Close to Lake Okeechobee is a city full of history, Belle Glade, Florida. A piece of that history includes South Bay and the South Bay Railroad Cottage. South Bay was founded in 1910 and was one of several early farming communities founded close to the lake and along canals to take advantage of the fertile soil reclaimed from the Everglades. In this town, roads were rough and canals had to be crossed by ferry. The arrival of the Florida East Coast (FEC) Railroad at Canal Point and Pahokee in 1925 would change that. The railroad reached Belle Glade and then South Bay in 1926. In 1928, at Lake Harbor, the Florida East Coast Railroad met the Atlantic Coast Line coming down from Clewiston.
Two structures were built in South Bay by the FEC Railroad when it reached the town in 1926, a depot and a railroad worker’s cottage. The cottage was built 1.5 stories in height with 2 dormers, a brick chimney in the center ridge of the unusually high-pitched, pyramid-shingled roof, 2 porches (front and rear) with decorative porch brackets and exposed rafters on the front porch, and wood double-hung sash 6/6 windows.
A couple of years later, tragedy struck. Three or four hundred people were living in South Bay, mostly along the lake and the canal, when the great hurricane of 1928 caused Lake Okeechobee to flood its banks. Only five buildings were left intact after the storm in South Bay, including the FEC Railroad’s section worker’s cottage.
While South Bay recovered with help from the New Deal, the Herbert Hoover Dike was constructed around the lake in 1937. Road transportation was brought up to date in 1941 with the opening of the Thomas E. Will Memorial Highway, which paralleled the North New River Canal from South Bay to Fort Lauderdale. South Bay was incorporated as the Town of South Bay in 1945 and again as the City of South Bay in 1963.
In the wake of the 1964 railroad strikes, the depot was abandoned and demolished. The cottage was abandoned sometime after and eventually became a private home. The last known owners, Woody and Ila O’Neal, sold the cottage to the City of South Bay in January 2000.

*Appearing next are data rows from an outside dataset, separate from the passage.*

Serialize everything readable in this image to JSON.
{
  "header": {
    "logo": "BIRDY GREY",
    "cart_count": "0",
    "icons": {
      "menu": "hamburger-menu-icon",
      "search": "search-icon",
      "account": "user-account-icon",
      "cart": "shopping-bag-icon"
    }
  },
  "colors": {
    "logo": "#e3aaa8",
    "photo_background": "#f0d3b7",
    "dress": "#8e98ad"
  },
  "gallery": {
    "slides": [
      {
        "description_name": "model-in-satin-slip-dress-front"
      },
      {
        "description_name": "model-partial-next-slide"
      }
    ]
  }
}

From 2000 through 2005, the City of South Bay relocated the cottage, from its original location, N.W. 4th Ave, to its present location in South Bay RV Park and rehabilitated the cottage for the purpose of preservation. It was restored to its original appearance, including some existing materials. As part of the restoration efforts, new siding was milled and installed to resemble original siding, and porch decking was replaced to resemble original material. The floor is the original Dade County pine, the color of the building, “Flagler Yellow” is the original color, windows are original and the asphalt shingles on the roof are original material used on the building. In 2009, the City of South Bay ceded ownership of the cottage to Palm Beach County.
The railroad worker’s cottage is an important piece of local history, for it is a surviving example of a style or type (of the FEC Railroad section foreman’s residence) and it is one of only two structures left in South Bay that pre-date the 1928 hurricane.
South Bay RV Park includes a campground, community building and amenities such as a bicycle path, nature trail, walking path, boat launching ramps, canoe/kayak access, fishing, and playgrounds. For more information, visit https://discover.pbcgov.org/parks/Locations/South-Bay-RV.aspx.